**Your instructions**
Reproduce every line in the listing that contains the word "February".

**Supplied entries**
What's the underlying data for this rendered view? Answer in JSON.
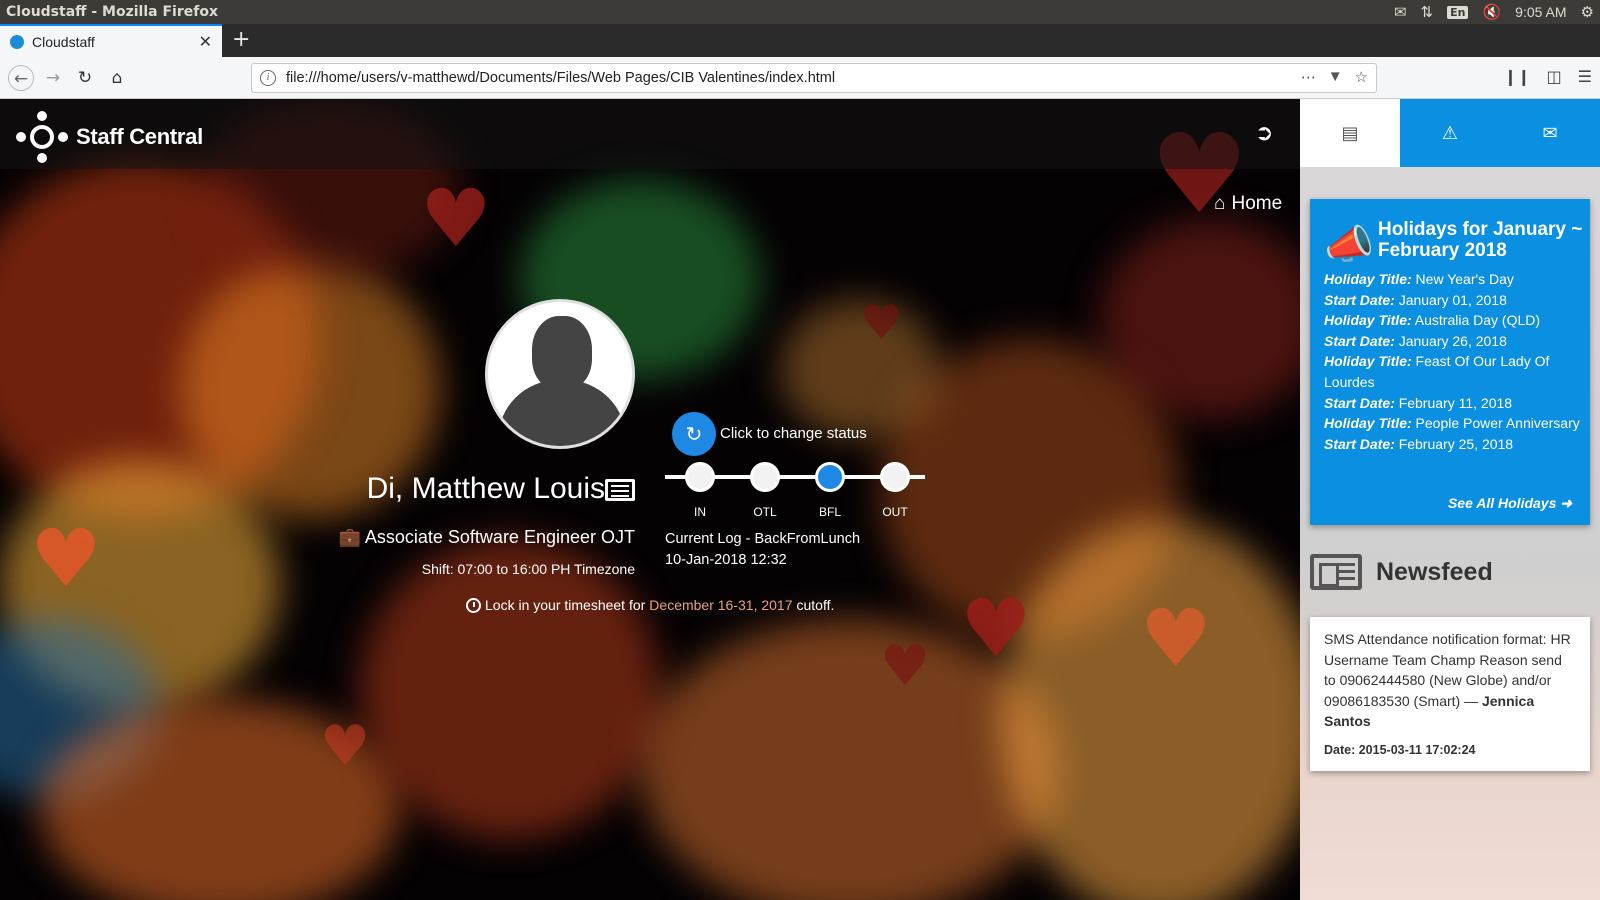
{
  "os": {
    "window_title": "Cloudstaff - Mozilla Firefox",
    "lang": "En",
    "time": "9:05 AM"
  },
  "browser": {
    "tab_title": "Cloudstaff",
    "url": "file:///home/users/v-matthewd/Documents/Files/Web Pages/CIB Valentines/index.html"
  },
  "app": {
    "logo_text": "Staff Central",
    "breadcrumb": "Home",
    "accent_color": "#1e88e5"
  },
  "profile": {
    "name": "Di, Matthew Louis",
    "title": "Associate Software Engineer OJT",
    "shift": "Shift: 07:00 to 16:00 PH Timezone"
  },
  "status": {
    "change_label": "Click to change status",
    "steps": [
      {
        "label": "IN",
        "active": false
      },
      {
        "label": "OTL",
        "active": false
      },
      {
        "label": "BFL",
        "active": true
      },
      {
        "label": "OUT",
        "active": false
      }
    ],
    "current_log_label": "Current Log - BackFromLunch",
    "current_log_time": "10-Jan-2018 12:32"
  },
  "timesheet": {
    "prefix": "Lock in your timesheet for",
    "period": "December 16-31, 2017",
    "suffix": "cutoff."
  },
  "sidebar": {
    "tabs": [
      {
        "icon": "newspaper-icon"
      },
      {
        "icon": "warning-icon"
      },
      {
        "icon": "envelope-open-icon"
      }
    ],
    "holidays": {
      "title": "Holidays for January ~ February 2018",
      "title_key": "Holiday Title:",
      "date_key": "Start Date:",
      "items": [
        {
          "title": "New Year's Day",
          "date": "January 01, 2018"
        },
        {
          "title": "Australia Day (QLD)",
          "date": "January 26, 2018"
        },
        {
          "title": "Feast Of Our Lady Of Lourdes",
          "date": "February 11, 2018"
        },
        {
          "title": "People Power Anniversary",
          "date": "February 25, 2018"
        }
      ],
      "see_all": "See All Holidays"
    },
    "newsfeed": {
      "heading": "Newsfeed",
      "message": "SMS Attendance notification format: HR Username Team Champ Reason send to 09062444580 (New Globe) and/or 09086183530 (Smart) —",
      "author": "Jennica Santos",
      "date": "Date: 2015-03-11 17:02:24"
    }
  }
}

**Task answer**
      "title": "Holidays for January ~ February 2018",
          "date": "February 11, 2018"
          "date": "February 25, 2018"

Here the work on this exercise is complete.